In reviewing the results, it appears that while the bar's experience with Rule 11 sanctions is not very great, the breadth of exposure to Rule 11 and its implications are significant. Although the numbers of respondents reporting actual experience with Rule 11 sanctions is low (and even with formal motions not terribly high), 60.1 per cent of the respondents state that during the last 12 months they have had at least some direct experience with Rule 11 in a particular case. This means they responded positively to one of the following:
An additional 22 per cent, while responding negatively to those experiences, did indicate they have done something in their practices connected to Rule 11 (i.e., it has influenced the way they have handled particular cases or resulted in changes in their general practice). Rule 11 clearly has touched the professional lives of most (82 per cent) of the respondents.
In sum, an examination of the experiences of randomly selected federal litigators in three circuits strongly suggests that much of the portrayal of the effects of Rule 11 has been unduly influenced by selected anecdotes that tend to emphasize big cases that are not representative of federal litigation.
As illustrated by these data, when systematic evidence is examined, the results are often more complex and not always in the direction anticipated.

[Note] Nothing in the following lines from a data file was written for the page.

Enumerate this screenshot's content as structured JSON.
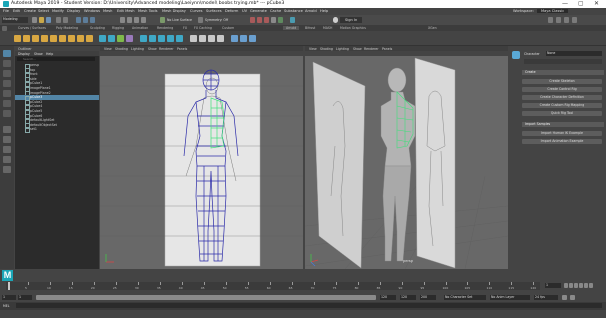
{
  "window": {
    "title": "Autodesk Maya 2019 - Student Version: D:\\University\\Advanced modeling\\Laeiynn\\model\\ boobs trying.mb* --- pCube3",
    "controls": [
      "—",
      "▢",
      "✕"
    ]
  },
  "menubar": {
    "items": [
      "File",
      "Edit",
      "Create",
      "Select",
      "Modify",
      "Display",
      "Windows",
      "Mesh",
      "Edit Mesh",
      "Mesh Tools",
      "Mesh Display",
      "Curves",
      "Surfaces",
      "Deform",
      "UV",
      "Generate",
      "Cache",
      "Substance",
      "Arnold",
      "Help"
    ],
    "workspace_label": "Workspace:",
    "workspace_value": "Maya Classic"
  },
  "status": {
    "mode": "Modeling",
    "no_live_surface": "No Live Surface",
    "symmetry": "Symmetry: Off",
    "sign_in": "Sign In"
  },
  "shelf": {
    "tabs": [
      "Curves / Surfaces",
      "Poly Modeling",
      "Sculpting",
      "Rigging",
      "Animation",
      "Rendering",
      "FX",
      "FX Caching",
      "Custom",
      "Arnold",
      "Bifrost",
      "MASH",
      "Motion Graphics",
      "XGen"
    ],
    "active_tab": "Poly Modeling"
  },
  "outliner": {
    "title": "Outliner",
    "menu": [
      "Display",
      "Show",
      "Help"
    ],
    "search_placeholder": "Search...",
    "items": [
      "persp",
      "top",
      "front",
      "side",
      "pCube1",
      "imagePlane1",
      "imagePlane2",
      "pCube3",
      "pCube2",
      "pCube4",
      "pCube5",
      "pCube6",
      "defaultLightSet",
      "defaultObjectSet",
      "set1"
    ],
    "selected": "pCube3"
  },
  "viewport_left": {
    "menu": [
      "View",
      "Shading",
      "Lighting",
      "Show",
      "Renderer",
      "Panels"
    ]
  },
  "viewport_right": {
    "menu": [
      "View",
      "Shading",
      "Lighting",
      "Show",
      "Renderer",
      "Panels"
    ],
    "camera_label": "persp"
  },
  "character_panel": {
    "character_label": "Character",
    "character_value": "None",
    "create_section": "Create",
    "create_buttons": [
      "Create Skeleton",
      "Create Control Rig",
      "Create Character Definition",
      "Create Custom Rig Mapping",
      "Quick Rig Tool"
    ],
    "import_section": "Import Samples",
    "import_buttons": [
      "Import Human IK Example",
      "Import Animation Example"
    ]
  },
  "timeline": {
    "ticks": [
      "5",
      "10",
      "15",
      "20",
      "25",
      "30",
      "35",
      "40",
      "45",
      "50",
      "55",
      "60",
      "65",
      "70",
      "75",
      "80",
      "85",
      "90",
      "95",
      "100",
      "105",
      "110",
      "115",
      "120"
    ],
    "current_frame": "1"
  },
  "range": {
    "start": "1",
    "start_inner": "1",
    "end_inner": "120",
    "end": "120",
    "end2": "200",
    "character_set": "No Character Set",
    "anim_layer": "No Anim Layer",
    "fps": "24 fps"
  },
  "cmdline": {
    "label": "MEL"
  }
}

It is incumbent on those most concerned about our system of justice to ensure that policies are informed by broad-based realities rather than cosmic anecdotes if those policies are to have their intended effects.

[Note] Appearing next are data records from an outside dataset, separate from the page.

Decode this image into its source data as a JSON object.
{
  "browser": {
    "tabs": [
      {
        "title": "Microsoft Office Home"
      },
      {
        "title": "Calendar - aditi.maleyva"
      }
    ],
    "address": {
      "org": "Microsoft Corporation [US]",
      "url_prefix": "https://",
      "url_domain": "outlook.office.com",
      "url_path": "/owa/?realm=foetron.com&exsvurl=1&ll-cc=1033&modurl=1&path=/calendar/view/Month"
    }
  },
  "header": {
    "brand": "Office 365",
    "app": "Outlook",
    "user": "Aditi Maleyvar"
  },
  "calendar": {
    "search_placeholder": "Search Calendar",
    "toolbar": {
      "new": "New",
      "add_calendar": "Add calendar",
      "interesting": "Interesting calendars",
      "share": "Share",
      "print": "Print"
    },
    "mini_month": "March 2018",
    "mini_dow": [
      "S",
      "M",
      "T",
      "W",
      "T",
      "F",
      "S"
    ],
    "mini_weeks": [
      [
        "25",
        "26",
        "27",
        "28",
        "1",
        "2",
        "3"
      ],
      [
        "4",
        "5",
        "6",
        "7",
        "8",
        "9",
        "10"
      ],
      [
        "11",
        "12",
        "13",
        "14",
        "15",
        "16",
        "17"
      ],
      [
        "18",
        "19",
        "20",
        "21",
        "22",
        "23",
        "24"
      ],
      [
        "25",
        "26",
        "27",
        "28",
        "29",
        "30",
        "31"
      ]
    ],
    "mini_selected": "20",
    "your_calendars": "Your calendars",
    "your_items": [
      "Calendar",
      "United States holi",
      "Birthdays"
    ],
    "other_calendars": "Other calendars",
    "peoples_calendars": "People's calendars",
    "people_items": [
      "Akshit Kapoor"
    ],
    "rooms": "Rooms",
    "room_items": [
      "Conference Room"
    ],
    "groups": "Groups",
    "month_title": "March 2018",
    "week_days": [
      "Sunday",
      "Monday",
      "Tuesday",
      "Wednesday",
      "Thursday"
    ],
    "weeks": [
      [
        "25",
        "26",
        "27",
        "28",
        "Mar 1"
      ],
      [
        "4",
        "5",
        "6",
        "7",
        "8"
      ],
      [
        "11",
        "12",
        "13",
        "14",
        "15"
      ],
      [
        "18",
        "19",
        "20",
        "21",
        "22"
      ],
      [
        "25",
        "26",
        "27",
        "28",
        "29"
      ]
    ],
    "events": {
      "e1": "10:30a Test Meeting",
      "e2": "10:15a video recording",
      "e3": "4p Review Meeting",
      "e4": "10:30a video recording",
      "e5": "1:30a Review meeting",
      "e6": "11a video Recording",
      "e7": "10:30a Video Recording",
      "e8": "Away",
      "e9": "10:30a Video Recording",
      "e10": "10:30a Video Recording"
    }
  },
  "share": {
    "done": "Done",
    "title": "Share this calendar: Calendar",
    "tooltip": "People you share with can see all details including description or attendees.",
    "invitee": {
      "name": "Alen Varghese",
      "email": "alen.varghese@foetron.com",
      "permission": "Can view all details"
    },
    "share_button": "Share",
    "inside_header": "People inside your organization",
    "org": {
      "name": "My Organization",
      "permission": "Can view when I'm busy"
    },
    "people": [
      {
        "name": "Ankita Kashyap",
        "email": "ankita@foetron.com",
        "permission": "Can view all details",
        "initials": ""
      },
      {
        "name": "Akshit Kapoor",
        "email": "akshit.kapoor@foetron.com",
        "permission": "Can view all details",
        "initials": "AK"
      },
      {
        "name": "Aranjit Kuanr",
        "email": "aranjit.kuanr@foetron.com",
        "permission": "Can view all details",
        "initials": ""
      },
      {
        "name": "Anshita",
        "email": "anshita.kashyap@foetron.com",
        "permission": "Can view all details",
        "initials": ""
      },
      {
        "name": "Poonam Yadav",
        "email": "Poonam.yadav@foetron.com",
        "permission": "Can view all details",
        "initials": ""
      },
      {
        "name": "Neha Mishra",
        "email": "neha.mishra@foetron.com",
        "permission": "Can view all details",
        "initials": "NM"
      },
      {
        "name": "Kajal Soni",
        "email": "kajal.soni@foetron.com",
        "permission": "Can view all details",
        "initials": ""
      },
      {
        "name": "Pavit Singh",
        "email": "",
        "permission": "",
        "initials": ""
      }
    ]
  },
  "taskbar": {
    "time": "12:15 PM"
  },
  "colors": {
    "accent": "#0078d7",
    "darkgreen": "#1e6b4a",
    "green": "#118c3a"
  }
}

1. The current study significantly expands and complements a previous AJS- published study of Rule 11's application in the Third Circuit: Burbank, RULE 11 IN TRANSITION: THE REPORT OF THE THIRD CIRCUIT TASK FORCE ON FEDERAL RULE OF CIVIL PROCEDURE 11 (1989). This study has a broader geographic focus and includes an increased effort to gauge how Rule 11 affects lawyers' behavior both within and outside of formal court proceedings.
2. The districts that were included are:
3. See, e.g., Solovy and Kaster, Rule 11: Framework for Debate, 61 MISSISSIPPI L.REV. 1 1991.
4. The figures regarding imposition of sanctions are roughly comparable to those reported for the Third Circuit by Burbank, supra n. 1; and for five selected districts by the Federal Judicial Center, RULE 11, FINAL REPORT TO THE ADVISORY COMMITTEE ON CIVIL RULES OF THE JUDICIAL CONFERENCE OF THE UNITED STATES (Washington, D.C.: Federal Judicial Center, 1991).
5. Sanctions are imposed about 60 per cent of the time when initiated by a judge (e.g., through a show cause order), compared with something under 20 percent of the time when initiated by one of the parties.
6. Supra n. 4.
7. In a special note to the Preliminary Draft of Proposed Amendments to Rule 11, the Advisory Committee on Civil Rules takes cognizance of this and states that it will be considering possible amendments to eliminate this "overlap" and "make the sanctions provisions in Rules 26 and 37 the exclusive basis for sanctions involving discovery.